|Shellyn's Pembroke Welsh Corgis
|I raised and shown Collies for 13 years before returning to my true love horses. After much thought about
purchasing a smaller breed with less hair we bought our first Corgi "Willow." From there a new obsession
started. Corgis are easy to live with, easy to train. The big bonus is their easy to take along in the horse trailer
or truck! The size and personality makes them perfect for horse people on the road. We trail ride 5 months of
the year and will never been seen with less that two corgis under foot!
We raise occasional litters.
Click here for puppy availability....
Do the shed?
Yes, they are a double coated breed they will grow a heavy undercoat that does shed out a couple times a year.
Neutering and spaying will cut down on the shedding. A Corgi does tend to loose hair when they are nervous, like
on a car ride. Grooming with a high velocity dryer helps get the hair out quick.
Are they good with kids?
Yes, they're wonderful with children. When our Willow went camping she could spot a kids a mile away and then
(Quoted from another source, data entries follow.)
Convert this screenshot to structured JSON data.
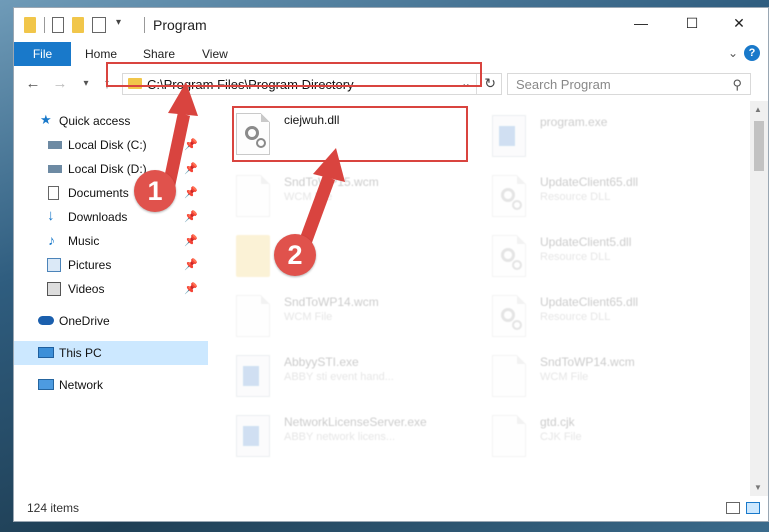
{
  "window": {
    "title": "Program"
  },
  "ribbon": {
    "file_tab": "File",
    "tabs": [
      "Home",
      "Share",
      "View"
    ]
  },
  "navigation": {
    "address_path": "C:\\Program Files\\Program Directory",
    "search_placeholder": "Search Program"
  },
  "sidebar": {
    "items": [
      {
        "label": "Quick access",
        "icon": "star-icon",
        "pinned": false
      },
      {
        "label": "Local Disk (C:)",
        "icon": "drive-icon",
        "pinned": true
      },
      {
        "label": "Local Disk (D:)",
        "icon": "drive-icon",
        "pinned": true
      },
      {
        "label": "Documents",
        "icon": "documents-icon",
        "pinned": true
      },
      {
        "label": "Downloads",
        "icon": "downloads-icon",
        "pinned": true
      },
      {
        "label": "Music",
        "icon": "music-icon",
        "pinned": true
      },
      {
        "label": "Pictures",
        "icon": "pictures-icon",
        "pinned": true
      },
      {
        "label": "Videos",
        "icon": "videos-icon",
        "pinned": true
      },
      {
        "label": "OneDrive",
        "icon": "cloud-icon",
        "pinned": false
      },
      {
        "label": "This PC",
        "icon": "pc-icon",
        "pinned": false
      },
      {
        "label": "Network",
        "icon": "network-icon",
        "pinned": false
      }
    ]
  },
  "files": {
    "left": [
      {
        "name": "ciejwuh.dll",
        "type": "",
        "icon": "dll-icon"
      },
      {
        "name": "SndToWP15.wcm",
        "type": "WCM File",
        "icon": "doc-icon"
      },
      {
        "name": "",
        "type": "",
        "icon": "folder-icon"
      },
      {
        "name": "SndToWP14.wcm",
        "type": "WCM File",
        "icon": "doc-icon"
      },
      {
        "name": "AbbyySTI.exe",
        "type": "ABBY sti event hand...",
        "icon": "exe-icon"
      },
      {
        "name": "NetworkLicenseServer.exe",
        "type": "ABBY network licens...",
        "icon": "exe-icon"
      }
    ],
    "right": [
      {
        "name": "program.exe",
        "type": "",
        "icon": "exe-icon"
      },
      {
        "name": "UpdateClient65.dll",
        "type": "Resource DLL",
        "icon": "dll-icon"
      },
      {
        "name": "UpdateClient5.dll",
        "type": "Resource DLL",
        "icon": "dll-icon"
      },
      {
        "name": "UpdateClient65.dll",
        "type": "Resource DLL",
        "icon": "dll-icon"
      },
      {
        "name": "SndToWP14.wcm",
        "type": "WCM File",
        "icon": "doc-icon"
      },
      {
        "name": "gtd.cjk",
        "type": "CJK File",
        "icon": "doc-icon"
      }
    ]
  },
  "annotations": {
    "badge_1": "1",
    "badge_2": "2",
    "color": "#d9443f"
  },
  "status": {
    "item_count": "124 items"
  }
}
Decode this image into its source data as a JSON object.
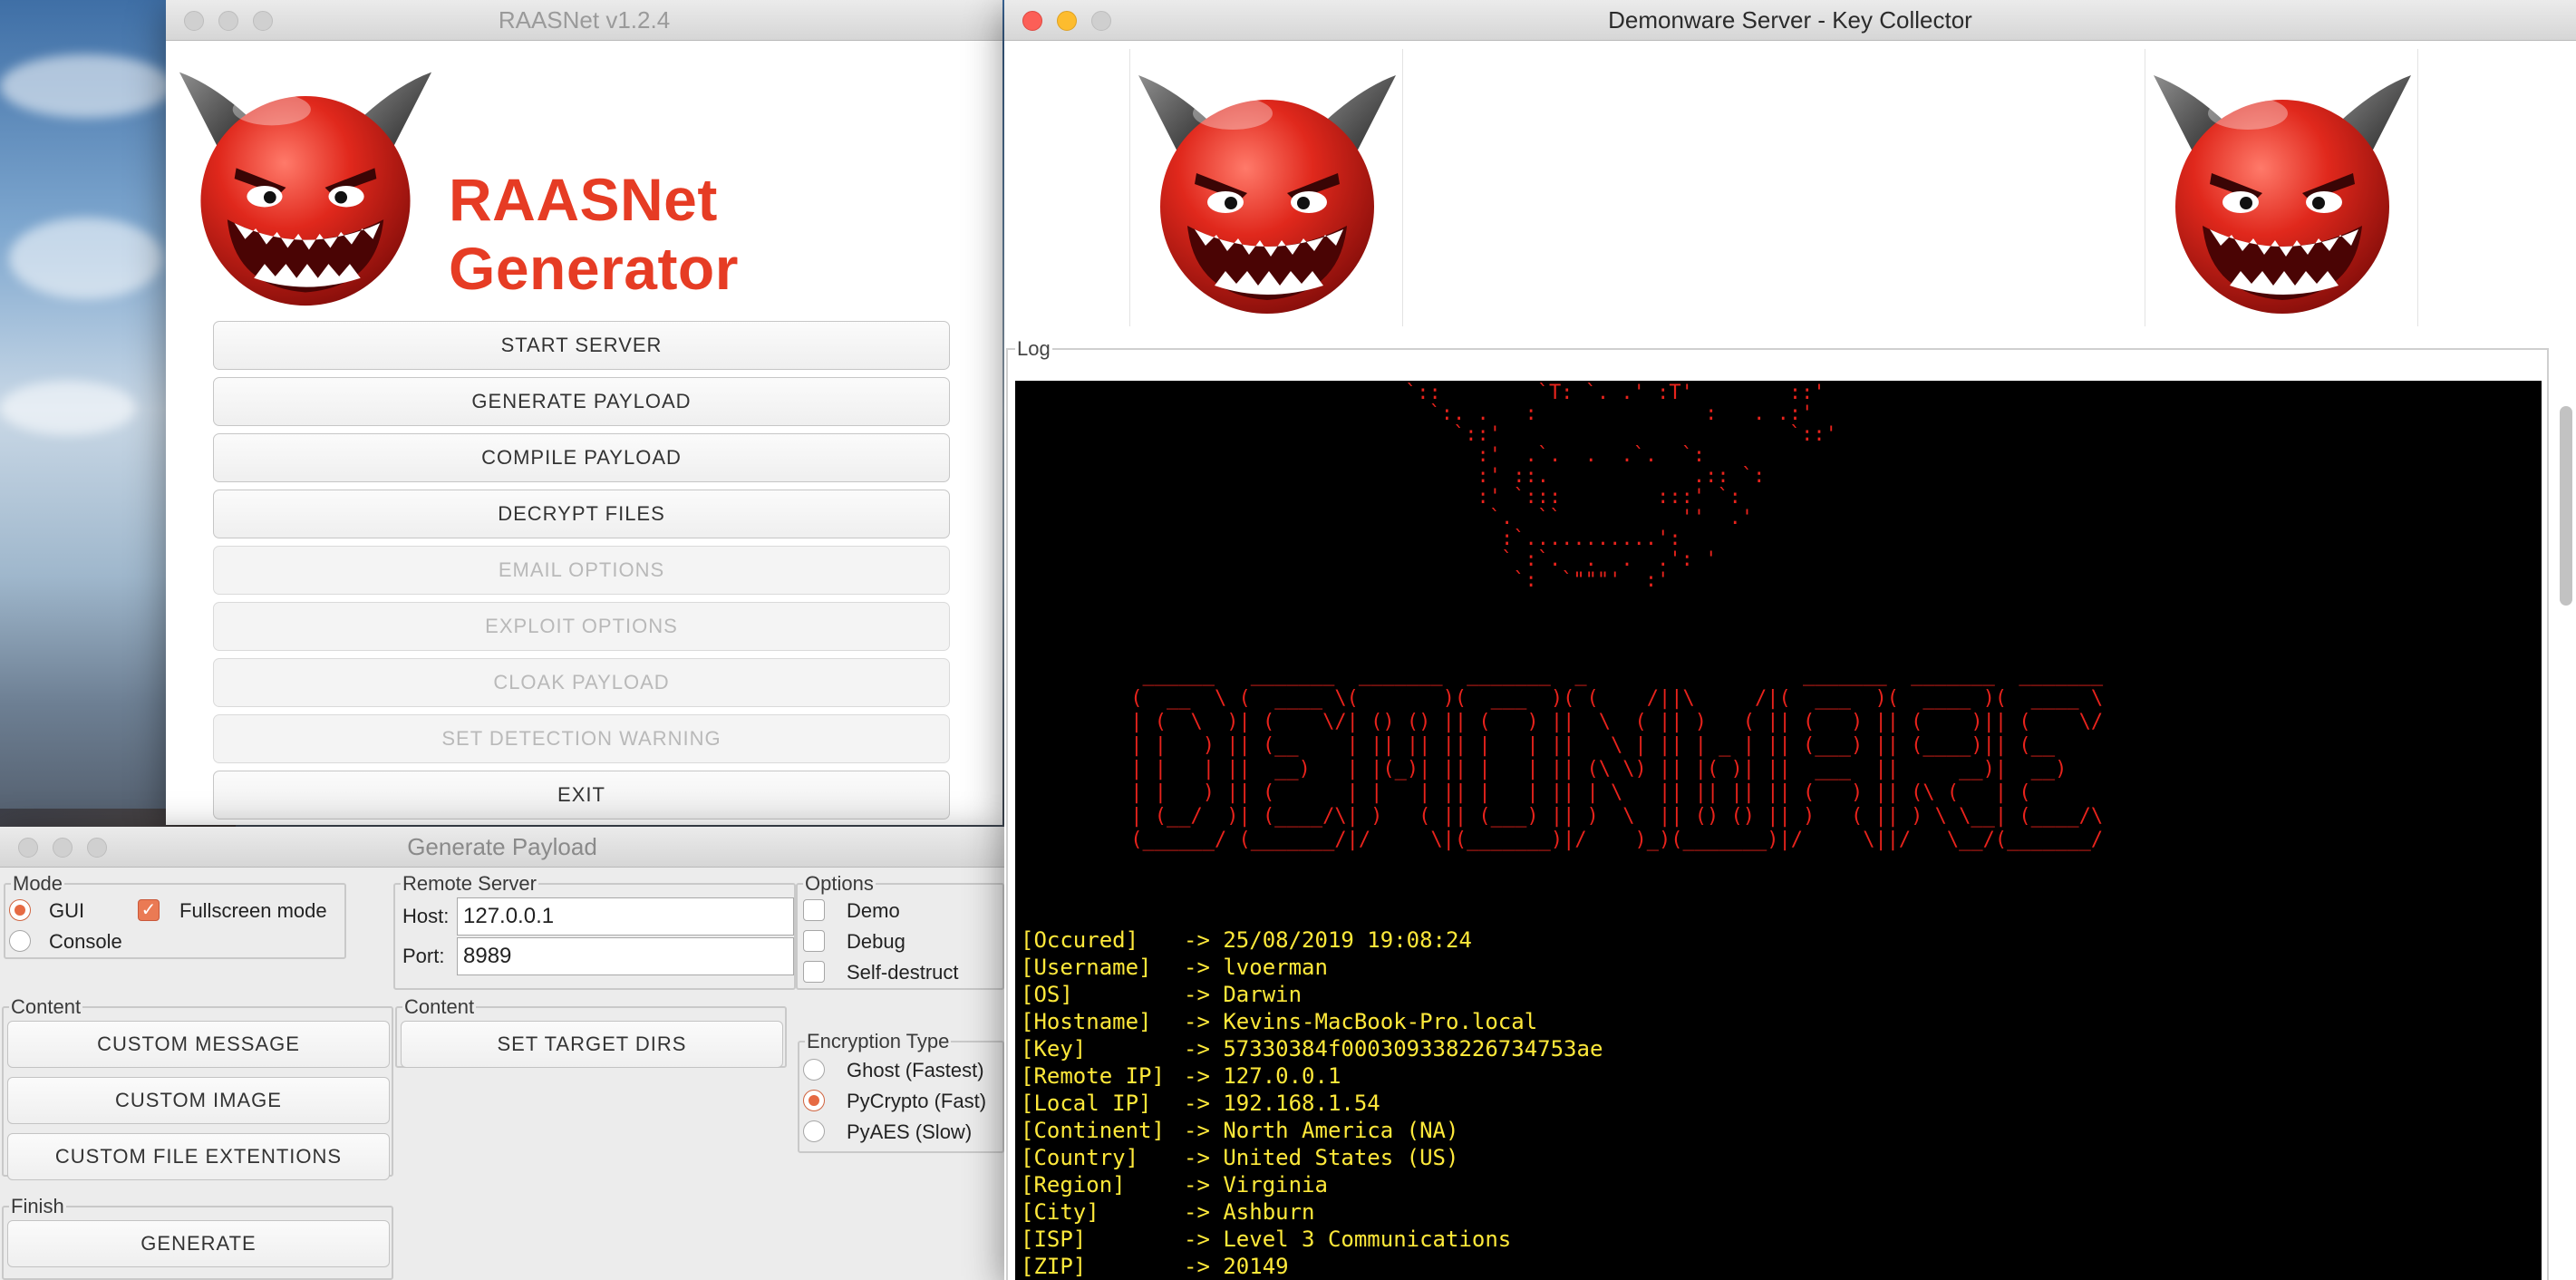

has no interest in us at all. However they are herding dogs, they have been known to grab pants and sleeves of a
active running kid. They should not be teased or encouraged to grab clothes. This can take little training during
the puppy stage.
Are they easy to house break?
As with all breeds the progression of house breaking is dependant on the method of training. I recommend crate
training and a close eye on the puppy at all times while loose in the house. Corgis are smart and quick learners
and should be fully trained by 4 months old.
Do they eat a lot?
They will if you let them, they will over eat. They have a tendency to be overweight and after the first year
their food intake and exercise should be monitored. Most are not super active a couple walks a day or time in
the yard. They like to play, when you are done they will be happy to just sit with you and watch a movie.
We have been lucky so far to not have any health problems. There are some health issues as with any breed, but
we are avoiding that at any cost. Regular vet exams, shots and heart worm preventative is a must. Our breeding
dogs are tested for Hip Dysplasia and are DNA tested for DM and eyes are certified clear from any defects.
Good with other animals?
Ours do not show much interest in livestock, their time at the barn is spent looking for the kitties but they
don't harm them when they find any. They also can stand their ground with other breeds of dogs, you may run
into a aggressive Corgi here and there with other dogs. Seams like they have a short-man's complex. Ours get
along well with other dogs for the most part, they have been socialized quite a bit too. I avoid placing two males
and two female corgis together in one home. Male/female combinations work well and they are wonderful
companions for other breeds of dogs. Ours love labs!
Any more questions? Feel free to e-mail me, we strive for each Corgi to go into a well prepared home.
Common questions about owning a Corgi: